----- Data for processing -----

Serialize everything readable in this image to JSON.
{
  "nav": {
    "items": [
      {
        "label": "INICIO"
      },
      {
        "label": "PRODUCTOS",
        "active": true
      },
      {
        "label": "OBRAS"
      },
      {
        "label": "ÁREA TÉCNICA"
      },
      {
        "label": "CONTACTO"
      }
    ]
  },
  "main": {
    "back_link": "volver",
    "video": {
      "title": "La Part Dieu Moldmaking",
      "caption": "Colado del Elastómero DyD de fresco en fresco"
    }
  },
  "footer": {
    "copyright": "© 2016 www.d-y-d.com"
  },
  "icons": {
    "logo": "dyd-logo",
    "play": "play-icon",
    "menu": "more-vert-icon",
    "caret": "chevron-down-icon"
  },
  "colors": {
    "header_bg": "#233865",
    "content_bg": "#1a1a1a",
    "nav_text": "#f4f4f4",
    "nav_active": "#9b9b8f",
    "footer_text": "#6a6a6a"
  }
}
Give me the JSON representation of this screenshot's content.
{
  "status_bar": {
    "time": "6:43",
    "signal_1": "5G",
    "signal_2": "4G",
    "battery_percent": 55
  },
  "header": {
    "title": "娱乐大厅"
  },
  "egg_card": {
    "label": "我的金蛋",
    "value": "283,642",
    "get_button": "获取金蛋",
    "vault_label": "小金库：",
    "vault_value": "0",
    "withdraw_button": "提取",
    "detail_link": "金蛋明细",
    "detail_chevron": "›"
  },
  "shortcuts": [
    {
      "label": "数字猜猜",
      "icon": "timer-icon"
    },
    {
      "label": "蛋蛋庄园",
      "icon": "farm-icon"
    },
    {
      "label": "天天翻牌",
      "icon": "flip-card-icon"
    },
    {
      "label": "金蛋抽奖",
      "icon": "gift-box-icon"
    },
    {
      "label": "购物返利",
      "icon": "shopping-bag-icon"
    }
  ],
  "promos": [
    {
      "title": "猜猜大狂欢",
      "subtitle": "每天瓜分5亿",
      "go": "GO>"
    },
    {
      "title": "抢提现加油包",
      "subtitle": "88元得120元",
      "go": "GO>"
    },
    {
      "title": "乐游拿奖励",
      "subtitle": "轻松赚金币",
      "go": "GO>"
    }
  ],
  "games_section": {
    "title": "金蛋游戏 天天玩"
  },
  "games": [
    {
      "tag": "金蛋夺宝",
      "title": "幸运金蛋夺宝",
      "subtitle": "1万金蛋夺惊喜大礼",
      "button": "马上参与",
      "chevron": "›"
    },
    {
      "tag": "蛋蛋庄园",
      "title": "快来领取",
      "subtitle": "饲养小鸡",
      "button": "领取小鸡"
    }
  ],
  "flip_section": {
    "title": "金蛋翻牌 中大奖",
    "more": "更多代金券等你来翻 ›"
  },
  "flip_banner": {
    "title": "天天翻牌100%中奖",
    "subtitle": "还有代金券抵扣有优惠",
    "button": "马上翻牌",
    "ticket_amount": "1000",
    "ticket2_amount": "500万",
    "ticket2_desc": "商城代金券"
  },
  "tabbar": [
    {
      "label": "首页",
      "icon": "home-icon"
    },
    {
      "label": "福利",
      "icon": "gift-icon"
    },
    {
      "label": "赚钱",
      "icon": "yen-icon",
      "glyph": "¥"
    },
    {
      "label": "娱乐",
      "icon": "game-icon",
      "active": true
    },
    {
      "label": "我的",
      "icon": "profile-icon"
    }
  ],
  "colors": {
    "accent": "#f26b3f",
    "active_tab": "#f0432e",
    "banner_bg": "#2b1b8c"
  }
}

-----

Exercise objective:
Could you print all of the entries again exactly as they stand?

Answer space:
Serialize everything readable in this image to JSON.
{
  "nav": {
    "items": [
      {
        "label": "INICIO"
      },
      {
        "label": "PRODUCTOS",
        "active": true
      },
      {
        "label": "OBRAS"
      },
      {
        "label": "ÁREA TÉCNICA"
      },
      {
        "label": "CONTACTO"
      }
    ]
  },
  "main": {
    "back_link": "volver",
    "video": {
      "title": "La Part Dieu Moldmaking",
      "caption": "Colado del Elastómero DyD de fresco en fresco"
    }
  },
  "footer": {
    "copyright": "© 2016 www.d-y-d.com"
  },
  "icons": {
    "logo": "dyd-logo",
    "play": "play-icon",
    "menu": "more-vert-icon",
    "caret": "chevron-down-icon"
  },
  "colors": {
    "header_bg": "#233865",
    "content_bg": "#1a1a1a",
    "nav_text": "#f4f4f4",
    "nav_active": "#9b9b8f",
    "footer_text": "#6a6a6a"
  }
}
Give me the JSON representation of this screenshot's content.
{
  "status_bar": {
    "time": "6:43",
    "signal_1": "5G",
    "signal_2": "4G",
    "battery_percent": 55
  },
  "header": {
    "title": "娱乐大厅"
  },
  "egg_card": {
    "label": "我的金蛋",
    "value": "283,642",
    "get_button": "获取金蛋",
    "vault_label": "小金库：",
    "vault_value": "0",
    "withdraw_button": "提取",
    "detail_link": "金蛋明细",
    "detail_chevron": "›"
  },
  "shortcuts": [
    {
      "label": "数字猜猜",
      "icon": "timer-icon"
    },
    {
      "label": "蛋蛋庄园",
      "icon": "farm-icon"
    },
    {
      "label": "天天翻牌",
      "icon": "flip-card-icon"
    },
    {
      "label": "金蛋抽奖",
      "icon": "gift-box-icon"
    },
    {
      "label": "购物返利",
      "icon": "shopping-bag-icon"
    }
  ],
  "promos": [
    {
      "title": "猜猜大狂欢",
      "subtitle": "每天瓜分5亿",
      "go": "GO>"
    },
    {
      "title": "抢提现加油包",
      "subtitle": "88元得120元",
      "go": "GO>"
    },
    {
      "title": "乐游拿奖励",
      "subtitle": "轻松赚金币",
      "go": "GO>"
    }
  ],
  "games_section": {
    "title": "金蛋游戏 天天玩"
  },
  "games": [
    {
      "tag": "金蛋夺宝",
      "title": "幸运金蛋夺宝",
      "subtitle": "1万金蛋夺惊喜大礼",
      "button": "马上参与",
      "chevron": "›"
    },
    {
      "tag": "蛋蛋庄园",
      "title": "快来领取",
      "subtitle": "饲养小鸡",
      "button": "领取小鸡"
    }
  ],
  "flip_section": {
    "title": "金蛋翻牌 中大奖",
    "more": "更多代金券等你来翻 ›"
  },
  "flip_banner": {
    "title": "天天翻牌100%中奖",
    "subtitle": "还有代金券抵扣有优惠",
    "button": "马上翻牌",
    "ticket_amount": "1000",
    "ticket2_amount": "500万",
    "ticket2_desc": "商城代金券"
  },
  "tabbar": [
    {
      "label": "首页",
      "icon": "home-icon"
    },
    {
      "label": "福利",
      "icon": "gift-icon"
    },
    {
      "label": "赚钱",
      "icon": "yen-icon",
      "glyph": "¥"
    },
    {
      "label": "娱乐",
      "icon": "game-icon",
      "active": true
    },
    {
      "label": "我的",
      "icon": "profile-icon"
    }
  ],
  "colors": {
    "accent": "#f26b3f",
    "active_tab": "#f0432e",
    "banner_bg": "#2b1b8c"
  }
}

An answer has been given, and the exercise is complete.